behaviour was dealt with by this court, in the early 21st century
the police are being encouraged to take a stronger stance against
anti-social behaviour for the first time in a number of decades
- nothing in policing is entirely new).
By the mid-13th century the term "constable" covered
a variety of functions:
- High Constables of the Hundreds
- Petty Constables of the manors/tythings or vills
The medieval constable differed from the Saxon (tithe system).
He would probably hold office for no more than a year, and became
the executive agent of the manor or parish for which he was appointed.
He was tasked to make regular reports (or Presentments - bureaucracy
in the 13th century) to the local court leet about felons, miscreants
and nuisances. He also acquired royal authority and kept the King's
peace in his district.
Watchmen were another tier of policing - local law enforcement
agents who have long been recruited by, and from among, urban
dwellers. As the 13th century progressed royal writs made the
appointment of watches obligatory. In 1285 the Statute of Winchester
ordered boroughs to provide watches of a dozen men. Smaller towns
had between 4 and 6 watchmen. The City of London was divided into
24 wards, each with a watch of 6 men, with an additional "marching
watch" to patrol the whole city.
Justices of the Peace (JPs) were initially commissioned by Richard
I in 1195 to keep the peace and were fully recognised during the
14th century (mainly by an act of 1361). Justices were socially
superior to constables, and presided at courts leet where Petty
Constables brought cases.
Over the next 3 centuries the image of the constable became undermined.
Shakespeare poked fun at the office with his characters Bogberry
(Much Ado Abouot Nothing) and Elbow (Measure For Measure). There
were also characters who demonstrated courage and efficiency in
organising the hue and cry and in making arrests.
Oliver Cromwell declared (when explaining his understanding of
Lord Protector) that he was ready 'to serve you, not as a king,
but as a constable'. The office of Constable was not without criticism.
A Grand Jury at Sussex in 1613 lamented "Our Constables in
most part are honest men but of meane estate and fewe of them
knowe what belongeth to the office".

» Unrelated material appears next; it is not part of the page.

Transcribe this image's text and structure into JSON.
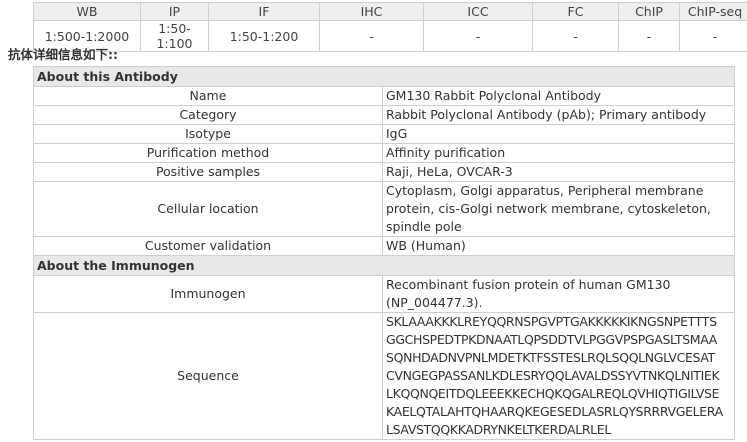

The system of elected constables was not without problems, however.
In 1714 Daniel Defoe described the office as one of "insupportable
hardship: it takes up so much of a man's time that his own affairs
are frequently totally neglected, too often to his ruin".
Towards the end of the 18th century things began to improve.
By 1800 Constables of metropolitan parishes were more numerous,
better supervised, better informed, and more used to making criminal
charges and acting as prosecutors.
Serious rioting was a different type of problem that created
major problems for local authorities in the Tudor and Stuart periods.
Watchmen, Constables, men sworn in as Special Constables and Magistrates
all had a part to play in dealing with riots. The Magistrate could
call upon military support. Trained Bands were county militia
run by the local gentry, but they were hardly trained and sometimes
unreliable. It would take time to be able to call on well-disciplined,
professionally led soldiers who could be used to supress rioting.
This use of the military was unpopular.
The Georgian Period
Crime and disorder became more of a concern in the Georgian period.
Crime was apparently becoming more professional. Disorder and
criminality were both growing, how much is difficult to assess,
no crime statistics exist. There were riots throughout the period,
particularly because of food shortages or when the armed services
were recruiting heavily. London was the main focus of concern,
partly because it was an enormous and continually growing city.
Other cities such as Birmingham would probably have suffered to
a lesser extent.
The court system was evolving to cope with the increase in cases
brought before them. The County Magistrates became swamped with
cases, and consequently more and more courts were presided over
by 'trading justices' who profited from the fees paid to work
as a Magistrate. With this change came an element of corruption
- both among the justices and the 'thief takers' employed to catch
criminals. The result (in London) was the creation in the mid-18th
century, of the Bow Street Runners.